I figured my route out to be approx 11.5 miles. I was adding 2 miles onto my 9.6 run from last week. Or so I thought. Skip ahead to the end of my run when I took out my GPS and saw that I had instead gone 13 miles. whoops. It wasn’t my intention to run race-distance before the big day, but I guess I’ll take it. I still have 3 weeks to taper down and rest my legs. I was pleased to see that a. My average pace was better than my long run down at sea level last year and b. I didn’t want to die (as much as last time) during certain hellish points in my route. My left knee was causing me pain, as was my right hip. I think I oughtta stretch those areas more thoroughly before I go out and do something like this again. This body ain’t used to these hills. I’m getting there, though, (very) slowly but surely. Anyhow, this post is mostly so that when I tell myself I can’t do it, I can look back at this and know that I did and I can.

I Can Fly! (Not Really)

Since being unemployed, I do my best to run like it’s my job. The first few weeks up here were a veritable hell. Running 1 mile higher up in the sky than where I had been running for the last year and a half was just…sodamndifficult. Thanks to trusty ol’ RunKeeper, I am able to go back in time and look at past running activities and my subsequent paces. I longed for my days of 8:00 min/mi training runs down Chandler in the valley.

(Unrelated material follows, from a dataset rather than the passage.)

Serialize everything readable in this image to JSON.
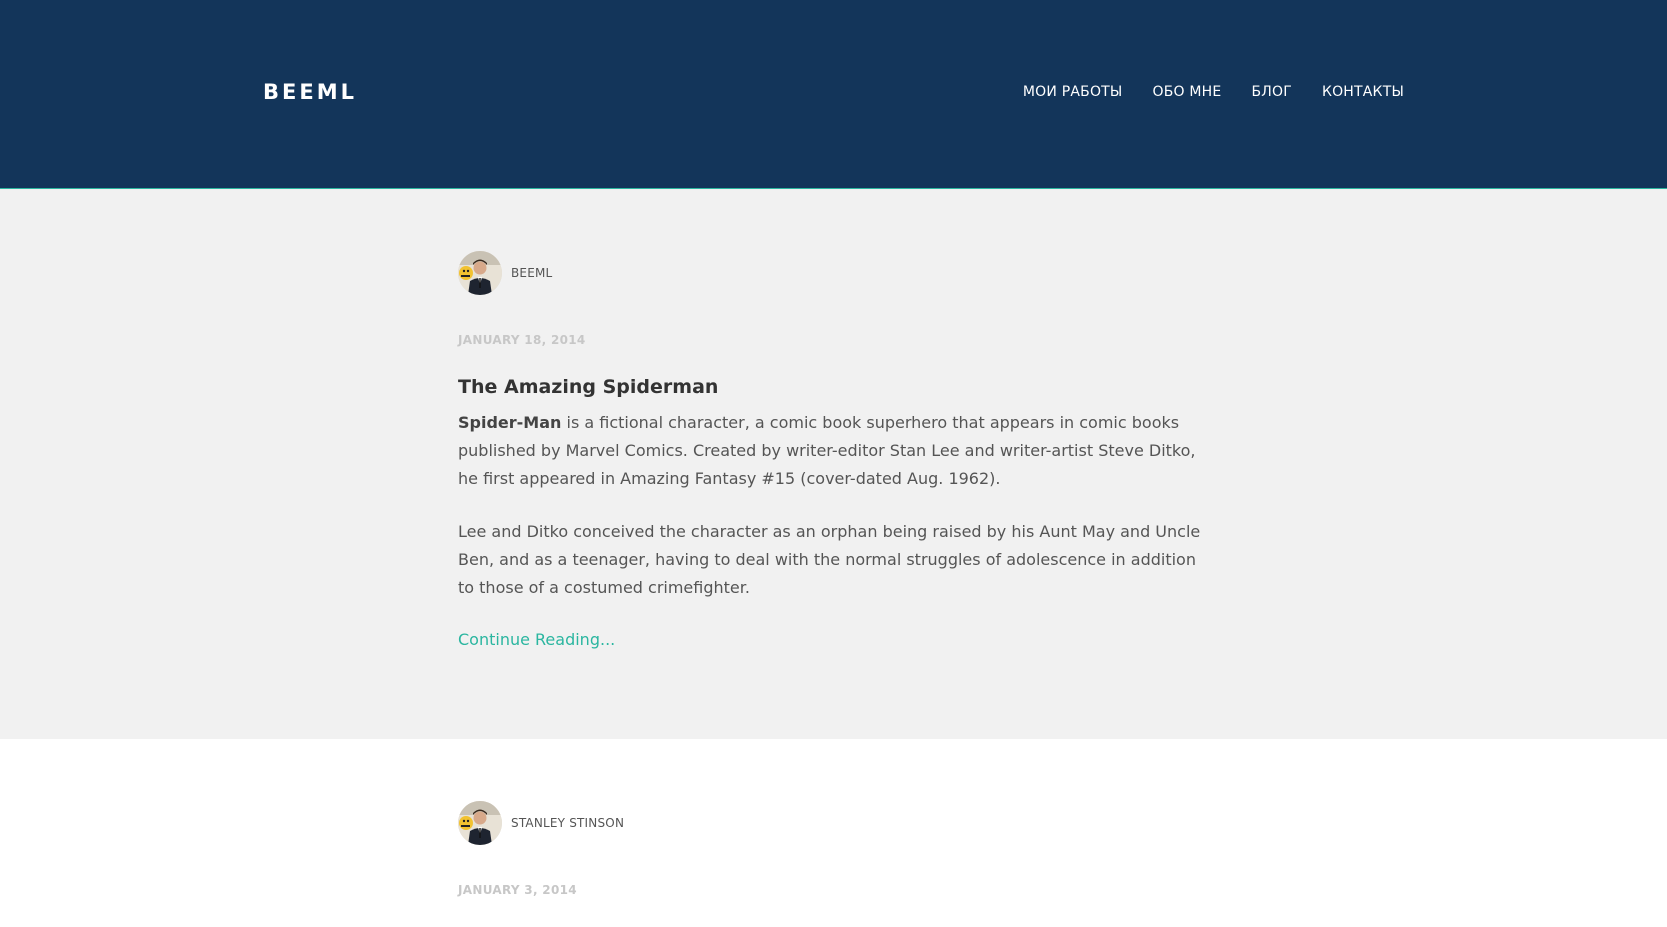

My very first run at 5500′ ft was 3 1/2 miles and my average pace was 8:54. Also I’m pretty sure I died for a minute somewhere between miles 2 and 3. And that’s after my lungs exploded from just putting on my sneakers. For the month of September, running was not fun. I would go to sleep anxious about the run I would inevitably go on the next day. Not a good sign for a ‘runner.’ Reading a study that said it would take me 6 months to adjust didn’t help, either. Oh! Silly me, I forgot to mention the hills! Down in the valley, my average elevation climb was around 50-70 feet. MAYBE. I just went back and looked and saw that on one 7-mile run, my elevation climb was 6 feet. You get the point. Just the other day I went on a run. I came back to an email from RunKeeper: “New Personal Record For Running! Biggest Elevation Climb!” Oh no bigs, just 1575 FEET. That’s why I’m dying.

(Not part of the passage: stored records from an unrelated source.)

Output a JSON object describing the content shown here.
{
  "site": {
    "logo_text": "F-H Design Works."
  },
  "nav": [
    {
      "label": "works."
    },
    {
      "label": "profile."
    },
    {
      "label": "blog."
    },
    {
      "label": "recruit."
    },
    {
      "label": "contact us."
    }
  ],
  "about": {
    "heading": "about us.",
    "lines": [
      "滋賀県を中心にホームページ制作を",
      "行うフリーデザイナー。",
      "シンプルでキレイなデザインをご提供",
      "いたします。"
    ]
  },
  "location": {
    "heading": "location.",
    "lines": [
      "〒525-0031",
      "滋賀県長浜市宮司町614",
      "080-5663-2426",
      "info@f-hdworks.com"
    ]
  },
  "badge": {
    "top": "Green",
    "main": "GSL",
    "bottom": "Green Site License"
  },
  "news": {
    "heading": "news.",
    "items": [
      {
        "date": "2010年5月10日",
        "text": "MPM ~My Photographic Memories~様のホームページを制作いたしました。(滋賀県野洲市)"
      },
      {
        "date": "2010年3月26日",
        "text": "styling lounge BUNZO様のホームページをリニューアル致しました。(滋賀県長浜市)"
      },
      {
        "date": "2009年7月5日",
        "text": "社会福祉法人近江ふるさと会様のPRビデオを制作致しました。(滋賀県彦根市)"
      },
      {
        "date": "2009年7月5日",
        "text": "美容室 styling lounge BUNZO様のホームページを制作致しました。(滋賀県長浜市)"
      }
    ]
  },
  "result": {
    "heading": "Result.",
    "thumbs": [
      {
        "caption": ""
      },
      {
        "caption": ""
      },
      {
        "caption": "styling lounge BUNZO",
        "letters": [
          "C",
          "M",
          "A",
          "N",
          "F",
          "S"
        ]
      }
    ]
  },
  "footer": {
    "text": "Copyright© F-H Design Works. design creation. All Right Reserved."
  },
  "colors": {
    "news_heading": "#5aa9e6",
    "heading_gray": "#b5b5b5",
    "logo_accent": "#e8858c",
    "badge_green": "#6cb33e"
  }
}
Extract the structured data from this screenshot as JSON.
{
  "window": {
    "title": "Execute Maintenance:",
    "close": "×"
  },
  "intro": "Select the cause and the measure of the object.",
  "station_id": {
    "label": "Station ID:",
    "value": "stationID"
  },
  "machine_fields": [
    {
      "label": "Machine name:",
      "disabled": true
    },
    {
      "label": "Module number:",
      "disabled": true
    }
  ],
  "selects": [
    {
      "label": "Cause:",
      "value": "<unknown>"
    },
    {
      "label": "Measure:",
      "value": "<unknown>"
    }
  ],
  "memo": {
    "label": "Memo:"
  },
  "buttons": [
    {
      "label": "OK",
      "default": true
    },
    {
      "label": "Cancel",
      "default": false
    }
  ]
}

However, I have some good news to report! My pace for my 10-miler the other day was exactly the same as my 10-mile training run this time last year. Holla! Also, my regular runs are now staying steady at around 8:15, a number I am elated with. Oh and my calves are huge and I’m pretty sure my thighs are actually made out of steel.

I have my second half-marathon in just a few weeks. No, I haven’t registered yet, but that’s only because I am quite literally out of money. If anyone has an extra $80 to toss my way, I will begrudgingly accept. I’ll even wear your name on my back. So…that’s what I can offer. Who knew this hobby of using my own legs to run on my own street would end up costing me an arm and a leg? (ha! let’s hope not!   ……….  )
I’ll be running up in Santa Barbara at the same race I did last year. I had a blast and am a creature of habit, so I will be returning. Except this time I’m dragging friends along with me. You know you’ve got good pals if they agree to run 13.1 miles just because you tell them they should and omg it will be so much fun!!!!
I hope we stay friends.